Already a Bloomberg.com user?
Sign in with the same account.
Jan. 5 (Bloomberg) -- U.S. Securities and Exchange Commission Chairman Mary Schapiro said her chief regret in three years running the agency was the failure to beat a court challenge of a rule letting shareholders put their own board candidates on corporate ballots.
“I would love to have found a way to structure that rule and its cost-benefit analysis in such a way that it could have withstood the court challenge that was brought against it,” Schapiro said today in an interview with former SEC Chairman Arthur Levitt to air on Bloomberg Radio. “I still believe that it could be an incredibly important tool for shareholders to hold boards accountable for the conduct of companies.”
The so-called proxy access rule, which cost the agency $2.5 million to write and defend, was rejected in a July 22 ruling by the U.S. Court of Appeals in Washington. The court cited an SEC failure to fully study the rule’s cost to companies -- inspiring a “redoubling” of agency efforts to study cost-benefit effects of its new rules, Meredith Cross, chief of the SEC’s Division of Corporation Finance, said in November.
Schapiro said another major agency effort -- potentially blending U.S. accounting practices with a unifying system of International Financial Reporting Standards -- will be decided “in the next few months.”
“There are some hurdles that have to be passed before we’re going to be comfortable making the ultimate decision about whether to incorporate IFRS into the U.S. reporting regime,” she said. Sticking points include the independence of the International Accounting Standards Board and “the quality and enforceability of standards,” she said.
As the coming presidential election decides whether President Barack Obama retains the White House, she said she hasn’t considered what she would do if he asked her to stay in her job. “I would always listen, but I’m definitely not thinking that far ahead,” she said, equating the SEC chairmanship with “being in the middle of a hurricane.”

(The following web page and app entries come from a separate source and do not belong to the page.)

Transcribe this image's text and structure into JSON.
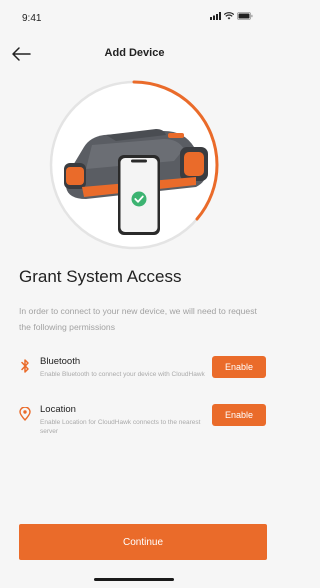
{
  "status_bar": {
    "time": "9:41"
  },
  "header": {
    "title": "Add Device"
  },
  "main": {
    "title": "Grant System Access",
    "description": "In order to connect to your new device, we will need to request the following permissions"
  },
  "permissions": [
    {
      "name": "Bluetooth",
      "description": "Enable Bluetooth to connect your device with CloudHawk",
      "button_label": "Enable",
      "icon": "bluetooth-icon"
    },
    {
      "name": "Location",
      "description": "Enable Location for CloudHawk connects to the nearest server",
      "button_label": "Enable",
      "icon": "location-pin-icon"
    }
  ],
  "footer": {
    "continue_label": "Continue"
  },
  "colors": {
    "accent": "#ea6b2a",
    "background": "#f6f6f6",
    "mower_body": "#5a5d63",
    "check": "#3cb371"
  }
}
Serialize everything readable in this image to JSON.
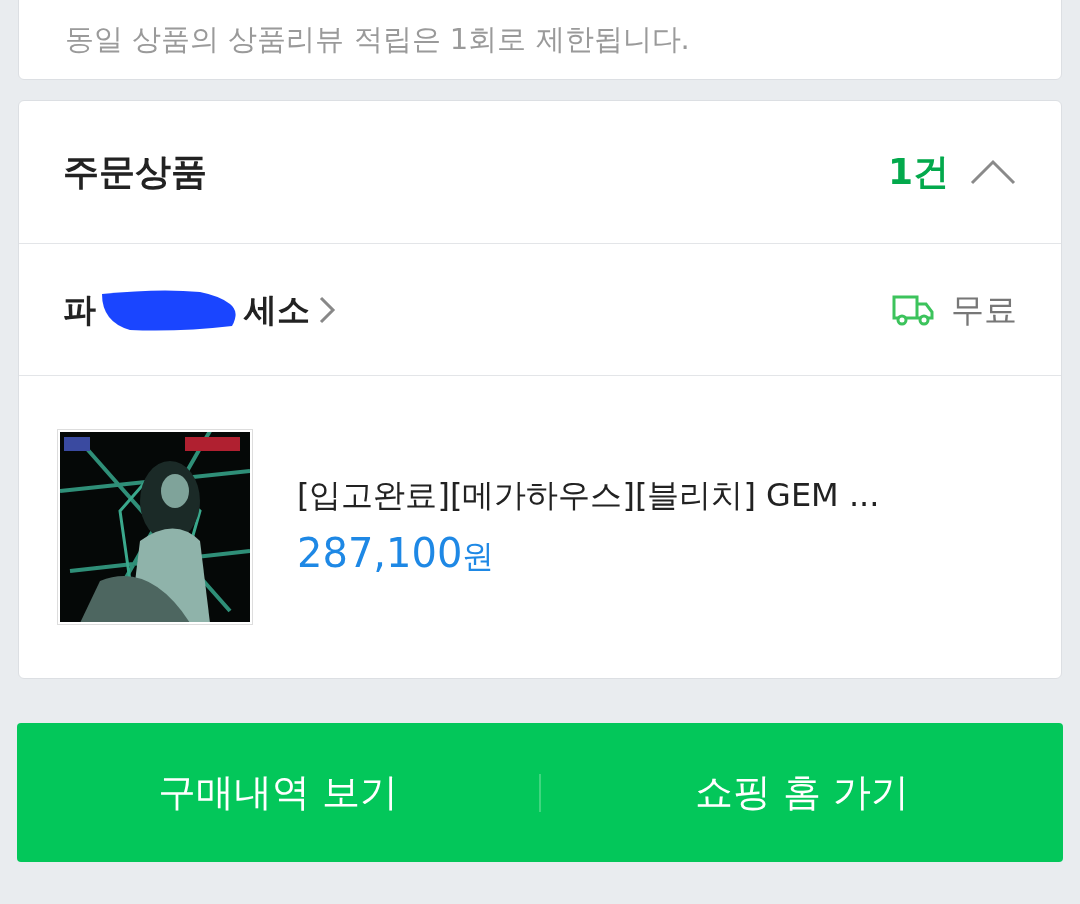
{
  "notice": "동일 상품의 상품리뷰 적립은 1회로 제한됩니다.",
  "order": {
    "title": "주문상품",
    "count": "1건",
    "expanded": true,
    "seller": {
      "name_start": "파",
      "name_end": "세소",
      "redacted": true
    },
    "shipping": "무료",
    "product": {
      "name": "[입고완료][메가하우스][블리치] GEM ...",
      "price": "287,100",
      "currency": "원"
    }
  },
  "buttons": [
    {
      "label": "구매내역 보기"
    },
    {
      "label": "쇼핑 홈 가기"
    }
  ]
}
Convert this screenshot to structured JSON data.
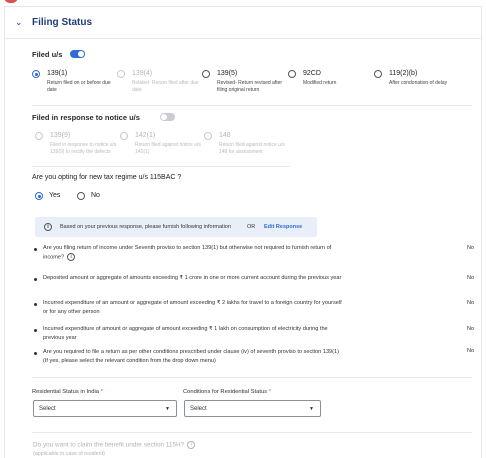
{
  "section": {
    "title": "Filing Status"
  },
  "filed_us": {
    "label": "Filed u/s",
    "toggle_on": true,
    "options": [
      {
        "title": "139(1)",
        "desc": "Return filed on or before due date",
        "selected": true,
        "disabled": false
      },
      {
        "title": "139(4)",
        "desc": "Belated- Return filed after due date",
        "selected": false,
        "disabled": true
      },
      {
        "title": "139(5)",
        "desc": "Revised- Return revised after filing original return",
        "selected": false,
        "disabled": false
      },
      {
        "title": "92CD",
        "desc": "Modified return",
        "selected": false,
        "disabled": false
      },
      {
        "title": "119(2)(b)",
        "desc": "After condonation of delay",
        "selected": false,
        "disabled": false
      }
    ]
  },
  "notice": {
    "label": "Filed in response to notice u/s",
    "toggle_on": false,
    "options": [
      {
        "title": "139(9)",
        "desc": "Filed in response to notice u/s 139(9) to rectify the defects"
      },
      {
        "title": "142(1)",
        "desc": "Return filed against notice u/s 142(1)"
      },
      {
        "title": "148",
        "desc": "Return filed against notice u/s 148 for assessment"
      }
    ]
  },
  "regime": {
    "question": "Are you opting for new tax regime u/s 115BAC ?",
    "yes_label": "Yes",
    "no_label": "No",
    "selected": "Yes"
  },
  "info": {
    "text": "Based on your previous response, please furnish following information",
    "or": "OR",
    "link": "Edit Response"
  },
  "questions": [
    {
      "text": "Are you filing return of income under Seventh proviso to section 139(1) but otherwise not required to furnish return of income?",
      "answer": "No",
      "help": true
    },
    {
      "text": "Deposited amount or aggregate of amounts exceeding ₹ 1 crore in one or more current account during the previous year",
      "answer": "No",
      "help": false
    },
    {
      "text": "Incurred expenditure of an amount or aggregate of amount exceeding ₹ 2 lakhs for travel to a foreign country for yourself or for any other person",
      "answer": "No",
      "help": false
    },
    {
      "text": "Incurred expenditure of amount or aggregate of amount exceeding ₹ 1 lakh on consumption of electricity during the previous year",
      "answer": "No",
      "help": false
    },
    {
      "text": "Are you required to file a return as per other conditions prescribed under clause (iv) of seventh proviso to section 139(1) (If yes, please select the relevant condition from the drop down menu)",
      "answer": "No",
      "help": false
    }
  ],
  "residential": {
    "label": "Residential Status in India",
    "required_mark": "*",
    "value": "Select"
  },
  "conditions": {
    "label": "Conditions for Residential Status",
    "required_mark": "*",
    "value": "Select"
  },
  "section115h": {
    "question": "Do you want to claim the benefit under section 115H?",
    "sub": "(applicable in case of resident)"
  },
  "icons": {
    "chevron": "chevron-down-icon",
    "info": "info-icon",
    "help": "help-icon",
    "caret": "caret-down-icon"
  },
  "colors": {
    "primary": "#2f6bd6",
    "heading": "#1f3d7a",
    "info_bg": "#e8eff9"
  }
}
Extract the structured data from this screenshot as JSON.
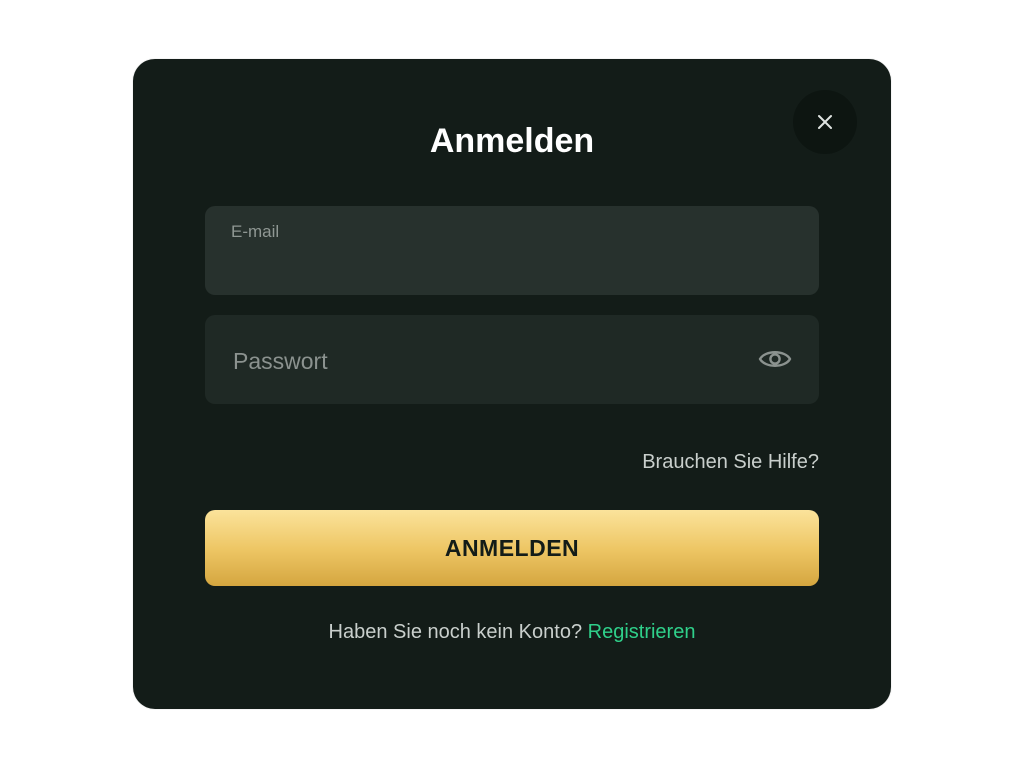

Levitt, who ran the SEC from 1993 to 2001, is a member of the board of Bloomberg LP, the parent of Bloomberg News.
--Editors: Maura Reynolds, Lawrence Roberts.
To contact the reporter on this story: Jesse Hamilton in Washington at email@example.com.
To contact the editor responsible for this story: Lawrence Roberts at firstname.lastname@example.org.